» WHAT YOU HAVE TO DO: Images excluded, repeat each entry below exactly.

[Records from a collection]
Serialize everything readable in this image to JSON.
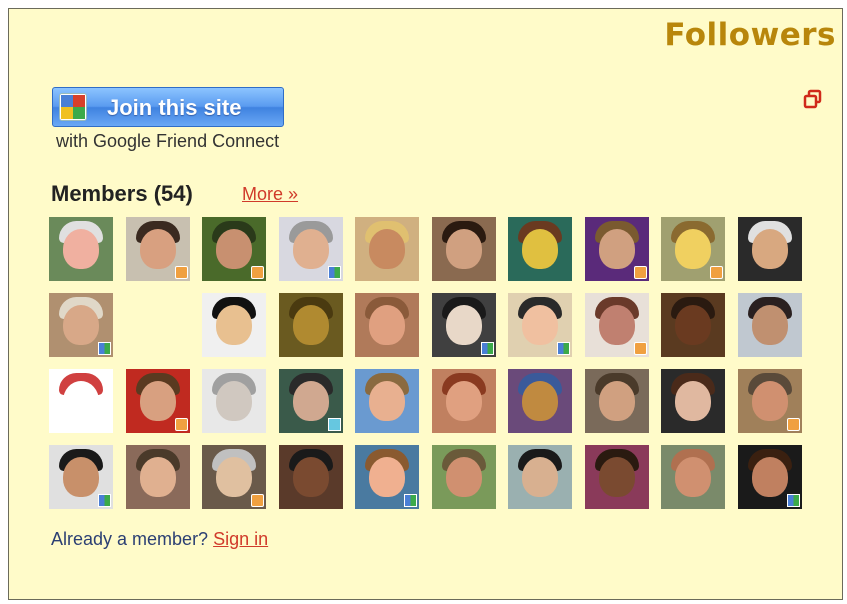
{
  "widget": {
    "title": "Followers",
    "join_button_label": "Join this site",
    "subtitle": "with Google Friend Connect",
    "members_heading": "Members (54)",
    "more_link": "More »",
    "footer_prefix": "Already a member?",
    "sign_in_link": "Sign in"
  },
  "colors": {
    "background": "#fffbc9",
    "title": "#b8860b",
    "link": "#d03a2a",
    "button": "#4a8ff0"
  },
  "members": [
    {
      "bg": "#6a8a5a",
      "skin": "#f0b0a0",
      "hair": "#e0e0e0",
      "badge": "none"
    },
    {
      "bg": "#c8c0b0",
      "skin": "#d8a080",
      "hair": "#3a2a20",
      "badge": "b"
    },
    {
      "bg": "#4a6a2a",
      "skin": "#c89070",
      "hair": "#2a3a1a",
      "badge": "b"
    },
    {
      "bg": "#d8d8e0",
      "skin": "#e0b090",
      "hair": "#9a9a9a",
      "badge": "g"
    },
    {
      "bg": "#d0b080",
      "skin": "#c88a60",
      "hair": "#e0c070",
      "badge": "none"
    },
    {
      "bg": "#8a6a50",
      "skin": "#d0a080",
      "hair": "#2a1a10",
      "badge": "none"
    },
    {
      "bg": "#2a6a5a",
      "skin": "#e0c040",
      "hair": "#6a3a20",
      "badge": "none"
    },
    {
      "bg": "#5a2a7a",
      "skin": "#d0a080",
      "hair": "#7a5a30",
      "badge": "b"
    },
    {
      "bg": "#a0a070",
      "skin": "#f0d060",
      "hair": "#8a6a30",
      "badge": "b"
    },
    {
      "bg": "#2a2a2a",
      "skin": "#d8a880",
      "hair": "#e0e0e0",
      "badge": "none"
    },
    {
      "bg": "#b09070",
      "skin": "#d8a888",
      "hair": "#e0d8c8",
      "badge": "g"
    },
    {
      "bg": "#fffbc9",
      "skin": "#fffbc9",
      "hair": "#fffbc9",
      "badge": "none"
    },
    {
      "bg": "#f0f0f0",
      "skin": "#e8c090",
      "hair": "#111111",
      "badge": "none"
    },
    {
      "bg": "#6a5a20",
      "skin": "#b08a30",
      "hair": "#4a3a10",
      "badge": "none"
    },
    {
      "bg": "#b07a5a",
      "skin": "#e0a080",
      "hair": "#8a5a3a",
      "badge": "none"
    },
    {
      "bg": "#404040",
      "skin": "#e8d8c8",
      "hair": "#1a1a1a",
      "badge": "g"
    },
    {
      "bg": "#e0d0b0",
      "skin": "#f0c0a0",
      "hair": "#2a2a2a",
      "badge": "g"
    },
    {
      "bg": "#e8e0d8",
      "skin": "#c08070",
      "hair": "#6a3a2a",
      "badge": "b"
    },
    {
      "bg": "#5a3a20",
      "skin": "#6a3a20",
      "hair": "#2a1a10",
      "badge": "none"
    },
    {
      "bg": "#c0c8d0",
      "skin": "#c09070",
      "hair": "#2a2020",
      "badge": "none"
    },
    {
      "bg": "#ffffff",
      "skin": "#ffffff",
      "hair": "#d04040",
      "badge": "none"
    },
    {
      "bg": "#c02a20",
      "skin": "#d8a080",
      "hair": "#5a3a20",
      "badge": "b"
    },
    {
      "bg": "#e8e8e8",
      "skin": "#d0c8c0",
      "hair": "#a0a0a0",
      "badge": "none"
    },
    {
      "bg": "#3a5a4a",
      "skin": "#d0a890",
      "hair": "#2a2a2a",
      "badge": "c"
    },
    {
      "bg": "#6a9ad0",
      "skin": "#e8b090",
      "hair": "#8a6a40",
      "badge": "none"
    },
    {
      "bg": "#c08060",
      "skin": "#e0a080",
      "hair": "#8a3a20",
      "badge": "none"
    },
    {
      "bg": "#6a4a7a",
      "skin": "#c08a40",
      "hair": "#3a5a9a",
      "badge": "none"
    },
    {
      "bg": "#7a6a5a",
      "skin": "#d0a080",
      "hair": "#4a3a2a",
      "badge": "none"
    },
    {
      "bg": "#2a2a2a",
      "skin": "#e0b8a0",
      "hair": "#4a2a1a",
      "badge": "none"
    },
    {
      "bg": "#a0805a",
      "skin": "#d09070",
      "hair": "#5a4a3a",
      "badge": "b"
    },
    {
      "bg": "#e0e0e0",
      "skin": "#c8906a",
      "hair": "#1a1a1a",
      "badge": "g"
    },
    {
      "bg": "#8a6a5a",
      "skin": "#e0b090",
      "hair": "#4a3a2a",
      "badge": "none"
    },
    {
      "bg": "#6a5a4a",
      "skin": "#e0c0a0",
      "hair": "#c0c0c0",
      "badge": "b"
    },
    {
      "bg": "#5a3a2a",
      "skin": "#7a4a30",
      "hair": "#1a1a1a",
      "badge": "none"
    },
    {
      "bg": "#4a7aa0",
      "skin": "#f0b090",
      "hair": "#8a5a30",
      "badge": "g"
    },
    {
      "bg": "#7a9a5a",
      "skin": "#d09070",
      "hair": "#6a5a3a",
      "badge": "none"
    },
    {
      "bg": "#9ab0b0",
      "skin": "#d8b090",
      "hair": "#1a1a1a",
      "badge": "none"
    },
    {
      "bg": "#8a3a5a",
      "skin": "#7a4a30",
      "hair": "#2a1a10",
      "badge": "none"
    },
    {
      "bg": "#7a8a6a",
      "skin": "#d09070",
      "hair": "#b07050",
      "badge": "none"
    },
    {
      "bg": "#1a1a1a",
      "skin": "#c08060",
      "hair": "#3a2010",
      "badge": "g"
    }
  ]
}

» RESULT FOR THIS EXERCISE:
Serialize everything readable in this image to JSON.
{
  "widget": {
    "title": "Followers",
    "join_button_label": "Join this site",
    "subtitle": "with Google Friend Connect",
    "members_heading": "Members (54)",
    "more_link": "More »",
    "footer_prefix": "Already a member?",
    "sign_in_link": "Sign in"
  },
  "colors": {
    "background": "#fffbc9",
    "title": "#b8860b",
    "link": "#d03a2a",
    "button": "#4a8ff0"
  },
  "members": [
    {
      "bg": "#6a8a5a",
      "skin": "#f0b0a0",
      "hair": "#e0e0e0",
      "badge": "none"
    },
    {
      "bg": "#c8c0b0",
      "skin": "#d8a080",
      "hair": "#3a2a20",
      "badge": "b"
    },
    {
      "bg": "#4a6a2a",
      "skin": "#c89070",
      "hair": "#2a3a1a",
      "badge": "b"
    },
    {
      "bg": "#d8d8e0",
      "skin": "#e0b090",
      "hair": "#9a9a9a",
      "badge": "g"
    },
    {
      "bg": "#d0b080",
      "skin": "#c88a60",
      "hair": "#e0c070",
      "badge": "none"
    },
    {
      "bg": "#8a6a50",
      "skin": "#d0a080",
      "hair": "#2a1a10",
      "badge": "none"
    },
    {
      "bg": "#2a6a5a",
      "skin": "#e0c040",
      "hair": "#6a3a20",
      "badge": "none"
    },
    {
      "bg": "#5a2a7a",
      "skin": "#d0a080",
      "hair": "#7a5a30",
      "badge": "b"
    },
    {
      "bg": "#a0a070",
      "skin": "#f0d060",
      "hair": "#8a6a30",
      "badge": "b"
    },
    {
      "bg": "#2a2a2a",
      "skin": "#d8a880",
      "hair": "#e0e0e0",
      "badge": "none"
    },
    {
      "bg": "#b09070",
      "skin": "#d8a888",
      "hair": "#e0d8c8",
      "badge": "g"
    },
    {
      "bg": "#fffbc9",
      "skin": "#fffbc9",
      "hair": "#fffbc9",
      "badge": "none"
    },
    {
      "bg": "#f0f0f0",
      "skin": "#e8c090",
      "hair": "#111111",
      "badge": "none"
    },
    {
      "bg": "#6a5a20",
      "skin": "#b08a30",
      "hair": "#4a3a10",
      "badge": "none"
    },
    {
      "bg": "#b07a5a",
      "skin": "#e0a080",
      "hair": "#8a5a3a",
      "badge": "none"
    },
    {
      "bg": "#404040",
      "skin": "#e8d8c8",
      "hair": "#1a1a1a",
      "badge": "g"
    },
    {
      "bg": "#e0d0b0",
      "skin": "#f0c0a0",
      "hair": "#2a2a2a",
      "badge": "g"
    },
    {
      "bg": "#e8e0d8",
      "skin": "#c08070",
      "hair": "#6a3a2a",
      "badge": "b"
    },
    {
      "bg": "#5a3a20",
      "skin": "#6a3a20",
      "hair": "#2a1a10",
      "badge": "none"
    },
    {
      "bg": "#c0c8d0",
      "skin": "#c09070",
      "hair": "#2a2020",
      "badge": "none"
    },
    {
      "bg": "#ffffff",
      "skin": "#ffffff",
      "hair": "#d04040",
      "badge": "none"
    },
    {
      "bg": "#c02a20",
      "skin": "#d8a080",
      "hair": "#5a3a20",
      "badge": "b"
    },
    {
      "bg": "#e8e8e8",
      "skin": "#d0c8c0",
      "hair": "#a0a0a0",
      "badge": "none"
    },
    {
      "bg": "#3a5a4a",
      "skin": "#d0a890",
      "hair": "#2a2a2a",
      "badge": "c"
    },
    {
      "bg": "#6a9ad0",
      "skin": "#e8b090",
      "hair": "#8a6a40",
      "badge": "none"
    },
    {
      "bg": "#c08060",
      "skin": "#e0a080",
      "hair": "#8a3a20",
      "badge": "none"
    },
    {
      "bg": "#6a4a7a",
      "skin": "#c08a40",
      "hair": "#3a5a9a",
      "badge": "none"
    },
    {
      "bg": "#7a6a5a",
      "skin": "#d0a080",
      "hair": "#4a3a2a",
      "badge": "none"
    },
    {
      "bg": "#2a2a2a",
      "skin": "#e0b8a0",
      "hair": "#4a2a1a",
      "badge": "none"
    },
    {
      "bg": "#a0805a",
      "skin": "#d09070",
      "hair": "#5a4a3a",
      "badge": "b"
    },
    {
      "bg": "#e0e0e0",
      "skin": "#c8906a",
      "hair": "#1a1a1a",
      "badge": "g"
    },
    {
      "bg": "#8a6a5a",
      "skin": "#e0b090",
      "hair": "#4a3a2a",
      "badge": "none"
    },
    {
      "bg": "#6a5a4a",
      "skin": "#e0c0a0",
      "hair": "#c0c0c0",
      "badge": "b"
    },
    {
      "bg": "#5a3a2a",
      "skin": "#7a4a30",
      "hair": "#1a1a1a",
      "badge": "none"
    },
    {
      "bg": "#4a7aa0",
      "skin": "#f0b090",
      "hair": "#8a5a30",
      "badge": "g"
    },
    {
      "bg": "#7a9a5a",
      "skin": "#d09070",
      "hair": "#6a5a3a",
      "badge": "none"
    },
    {
      "bg": "#9ab0b0",
      "skin": "#d8b090",
      "hair": "#1a1a1a",
      "badge": "none"
    },
    {
      "bg": "#8a3a5a",
      "skin": "#7a4a30",
      "hair": "#2a1a10",
      "badge": "none"
    },
    {
      "bg": "#7a8a6a",
      "skin": "#d09070",
      "hair": "#b07050",
      "badge": "none"
    },
    {
      "bg": "#1a1a1a",
      "skin": "#c08060",
      "hair": "#3a2010",
      "badge": "g"
    }
  ]
}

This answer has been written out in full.